What the exercise asks: Scan the records below for the string "exclude" and return every line where it appears.

--- Available data Enclosed Below ---

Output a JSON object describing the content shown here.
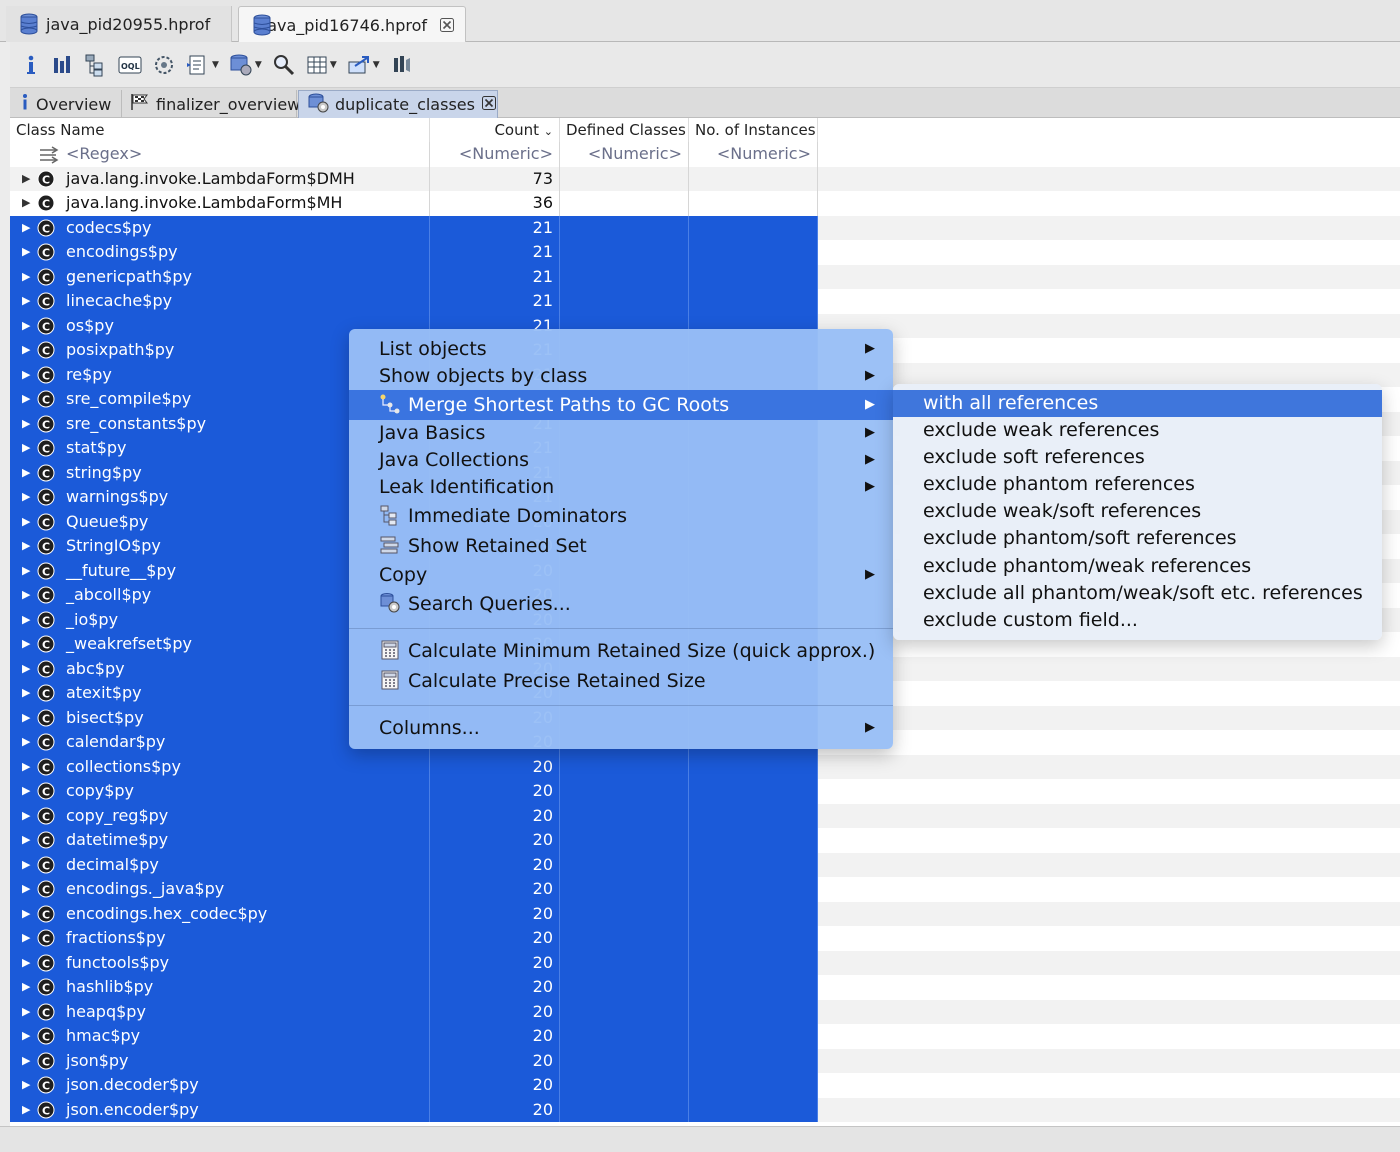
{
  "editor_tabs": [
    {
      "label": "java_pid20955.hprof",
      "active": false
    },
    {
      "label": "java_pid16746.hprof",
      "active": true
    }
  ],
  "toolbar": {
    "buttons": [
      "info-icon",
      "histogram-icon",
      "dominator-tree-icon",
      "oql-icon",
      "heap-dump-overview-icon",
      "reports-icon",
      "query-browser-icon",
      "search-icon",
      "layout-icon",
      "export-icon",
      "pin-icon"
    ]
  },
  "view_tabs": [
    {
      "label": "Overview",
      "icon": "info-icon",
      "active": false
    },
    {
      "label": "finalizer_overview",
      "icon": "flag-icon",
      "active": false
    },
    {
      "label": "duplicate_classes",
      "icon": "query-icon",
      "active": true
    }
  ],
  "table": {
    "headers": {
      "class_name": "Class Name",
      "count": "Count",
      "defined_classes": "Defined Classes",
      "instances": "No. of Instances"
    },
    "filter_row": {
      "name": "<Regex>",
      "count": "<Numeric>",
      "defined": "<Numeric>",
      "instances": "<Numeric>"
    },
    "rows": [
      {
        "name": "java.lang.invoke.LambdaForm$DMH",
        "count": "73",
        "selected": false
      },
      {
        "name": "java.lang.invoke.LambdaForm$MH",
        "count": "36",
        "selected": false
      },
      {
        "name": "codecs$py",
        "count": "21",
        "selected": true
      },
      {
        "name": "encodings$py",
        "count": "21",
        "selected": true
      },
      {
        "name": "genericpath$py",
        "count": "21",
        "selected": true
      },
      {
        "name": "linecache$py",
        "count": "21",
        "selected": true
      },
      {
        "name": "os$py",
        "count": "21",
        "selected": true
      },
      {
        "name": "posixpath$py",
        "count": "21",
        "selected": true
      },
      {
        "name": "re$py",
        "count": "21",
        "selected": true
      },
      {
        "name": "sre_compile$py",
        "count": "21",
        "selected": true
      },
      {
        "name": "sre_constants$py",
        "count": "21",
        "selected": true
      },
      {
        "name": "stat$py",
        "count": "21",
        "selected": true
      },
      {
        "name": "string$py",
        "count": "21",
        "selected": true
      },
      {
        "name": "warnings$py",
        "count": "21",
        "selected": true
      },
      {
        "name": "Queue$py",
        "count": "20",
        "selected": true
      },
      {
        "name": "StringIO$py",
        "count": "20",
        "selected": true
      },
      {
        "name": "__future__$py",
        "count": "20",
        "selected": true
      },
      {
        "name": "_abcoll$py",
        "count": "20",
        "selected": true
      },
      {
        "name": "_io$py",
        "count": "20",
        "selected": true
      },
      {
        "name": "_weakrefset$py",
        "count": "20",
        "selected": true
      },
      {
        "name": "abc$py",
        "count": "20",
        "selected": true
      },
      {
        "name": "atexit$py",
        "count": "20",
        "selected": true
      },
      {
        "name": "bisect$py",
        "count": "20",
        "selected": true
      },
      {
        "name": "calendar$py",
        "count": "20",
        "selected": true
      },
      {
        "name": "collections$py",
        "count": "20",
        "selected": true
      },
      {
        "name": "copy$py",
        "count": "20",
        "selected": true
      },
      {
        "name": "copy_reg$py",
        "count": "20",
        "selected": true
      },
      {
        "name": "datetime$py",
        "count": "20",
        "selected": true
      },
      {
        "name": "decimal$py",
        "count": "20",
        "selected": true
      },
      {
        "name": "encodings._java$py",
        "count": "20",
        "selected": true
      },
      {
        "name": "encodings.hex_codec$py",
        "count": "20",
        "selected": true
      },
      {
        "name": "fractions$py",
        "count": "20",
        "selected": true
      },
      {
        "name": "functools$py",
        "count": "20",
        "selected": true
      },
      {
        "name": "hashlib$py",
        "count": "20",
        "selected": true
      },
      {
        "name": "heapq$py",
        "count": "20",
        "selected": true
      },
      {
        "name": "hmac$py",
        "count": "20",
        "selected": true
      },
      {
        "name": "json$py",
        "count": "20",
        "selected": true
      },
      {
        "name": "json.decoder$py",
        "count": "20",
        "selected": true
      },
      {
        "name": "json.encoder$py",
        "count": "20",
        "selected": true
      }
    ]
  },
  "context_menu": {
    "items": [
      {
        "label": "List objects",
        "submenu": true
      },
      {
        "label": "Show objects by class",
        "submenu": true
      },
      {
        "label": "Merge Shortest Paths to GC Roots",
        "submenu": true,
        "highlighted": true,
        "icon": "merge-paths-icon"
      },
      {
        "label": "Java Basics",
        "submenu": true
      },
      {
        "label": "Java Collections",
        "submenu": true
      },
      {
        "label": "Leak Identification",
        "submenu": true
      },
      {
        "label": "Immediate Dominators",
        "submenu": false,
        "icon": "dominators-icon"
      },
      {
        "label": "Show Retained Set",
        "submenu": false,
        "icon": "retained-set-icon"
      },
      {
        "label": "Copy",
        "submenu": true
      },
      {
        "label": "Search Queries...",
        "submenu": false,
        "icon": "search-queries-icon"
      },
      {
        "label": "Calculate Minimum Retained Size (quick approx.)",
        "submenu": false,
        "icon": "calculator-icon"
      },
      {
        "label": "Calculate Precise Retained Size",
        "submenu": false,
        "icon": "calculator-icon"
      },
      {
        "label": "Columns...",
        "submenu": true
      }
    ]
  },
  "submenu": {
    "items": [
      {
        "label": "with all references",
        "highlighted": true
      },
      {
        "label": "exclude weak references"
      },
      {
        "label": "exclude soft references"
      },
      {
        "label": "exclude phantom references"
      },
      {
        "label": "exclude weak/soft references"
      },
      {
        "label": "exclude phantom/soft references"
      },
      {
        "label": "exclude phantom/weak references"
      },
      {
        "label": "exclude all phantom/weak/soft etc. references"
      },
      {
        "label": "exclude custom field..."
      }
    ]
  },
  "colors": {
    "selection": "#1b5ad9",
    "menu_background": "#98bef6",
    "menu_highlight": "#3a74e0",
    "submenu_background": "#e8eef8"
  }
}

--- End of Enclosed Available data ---

Solved exercise:
        "label": "exclude weak references"
        "label": "exclude soft references"
        "label": "exclude phantom references"
        "label": "exclude weak/soft references"
        "label": "exclude phantom/soft references"
        "label": "exclude phantom/weak references"
        "label": "exclude all phantom/weak/soft etc. references"
        "label": "exclude custom field..."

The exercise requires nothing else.